**Your goal**
Which lines in the records below contain the word "selected"? Copy each of them.

[Opening Exercise data section]

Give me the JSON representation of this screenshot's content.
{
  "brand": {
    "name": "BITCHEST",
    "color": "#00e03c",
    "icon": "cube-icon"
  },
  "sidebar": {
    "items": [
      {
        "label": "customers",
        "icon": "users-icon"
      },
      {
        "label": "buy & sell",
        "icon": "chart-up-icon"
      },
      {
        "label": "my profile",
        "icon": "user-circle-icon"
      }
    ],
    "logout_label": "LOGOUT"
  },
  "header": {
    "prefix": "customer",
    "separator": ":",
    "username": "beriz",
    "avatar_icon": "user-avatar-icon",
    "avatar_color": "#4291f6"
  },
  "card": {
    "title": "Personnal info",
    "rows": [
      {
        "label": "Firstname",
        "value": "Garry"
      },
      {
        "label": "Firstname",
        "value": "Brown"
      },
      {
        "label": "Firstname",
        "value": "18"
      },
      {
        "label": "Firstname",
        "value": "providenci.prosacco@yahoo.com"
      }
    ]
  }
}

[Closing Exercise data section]
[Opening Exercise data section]

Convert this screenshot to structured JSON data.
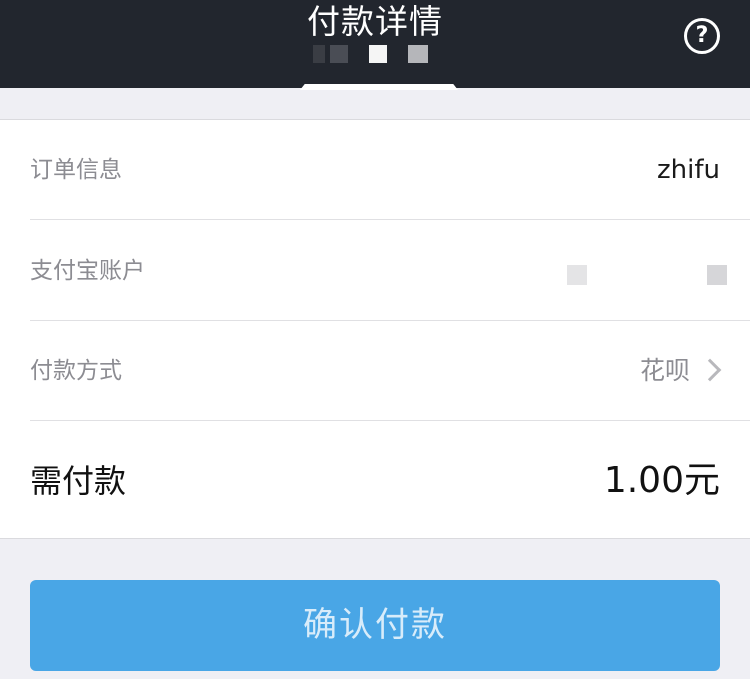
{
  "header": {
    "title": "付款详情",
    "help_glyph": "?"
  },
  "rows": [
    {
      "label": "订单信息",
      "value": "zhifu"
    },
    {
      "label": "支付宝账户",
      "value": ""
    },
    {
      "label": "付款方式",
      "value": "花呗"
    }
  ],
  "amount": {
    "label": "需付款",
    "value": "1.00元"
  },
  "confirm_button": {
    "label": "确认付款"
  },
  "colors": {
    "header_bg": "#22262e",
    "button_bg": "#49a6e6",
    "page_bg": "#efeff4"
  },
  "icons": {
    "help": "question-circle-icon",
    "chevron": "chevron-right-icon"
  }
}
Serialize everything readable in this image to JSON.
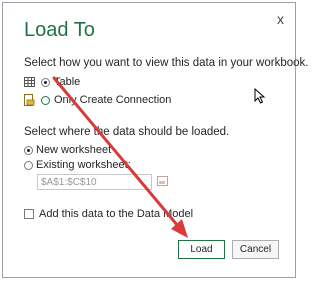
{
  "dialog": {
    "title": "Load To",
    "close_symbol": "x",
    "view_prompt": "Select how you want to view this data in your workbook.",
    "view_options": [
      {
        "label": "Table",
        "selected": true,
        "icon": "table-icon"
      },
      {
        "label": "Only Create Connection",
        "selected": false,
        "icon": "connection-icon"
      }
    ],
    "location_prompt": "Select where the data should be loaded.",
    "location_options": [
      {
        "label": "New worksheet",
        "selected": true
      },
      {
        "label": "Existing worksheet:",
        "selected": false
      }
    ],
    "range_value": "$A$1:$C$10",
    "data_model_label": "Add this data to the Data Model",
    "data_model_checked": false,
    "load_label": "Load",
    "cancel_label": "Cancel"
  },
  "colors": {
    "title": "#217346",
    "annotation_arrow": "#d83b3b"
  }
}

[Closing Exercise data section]
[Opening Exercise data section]

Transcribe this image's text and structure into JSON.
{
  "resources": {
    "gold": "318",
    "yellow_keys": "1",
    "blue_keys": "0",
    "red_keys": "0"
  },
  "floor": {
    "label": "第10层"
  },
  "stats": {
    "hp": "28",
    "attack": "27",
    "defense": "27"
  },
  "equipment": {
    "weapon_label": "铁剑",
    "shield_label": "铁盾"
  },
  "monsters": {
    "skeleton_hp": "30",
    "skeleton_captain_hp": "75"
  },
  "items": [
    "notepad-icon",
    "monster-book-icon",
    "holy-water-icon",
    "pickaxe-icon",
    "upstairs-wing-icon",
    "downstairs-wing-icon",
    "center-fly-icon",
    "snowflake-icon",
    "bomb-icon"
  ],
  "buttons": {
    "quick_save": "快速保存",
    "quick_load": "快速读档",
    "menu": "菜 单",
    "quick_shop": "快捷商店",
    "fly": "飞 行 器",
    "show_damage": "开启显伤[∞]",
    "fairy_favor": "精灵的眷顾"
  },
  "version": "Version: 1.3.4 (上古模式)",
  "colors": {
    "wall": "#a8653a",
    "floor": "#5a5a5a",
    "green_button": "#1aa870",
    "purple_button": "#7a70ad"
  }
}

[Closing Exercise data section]

**Answer to this problem**
        "selected": true,
        "selected": false,
        "selected": true
        "selected": false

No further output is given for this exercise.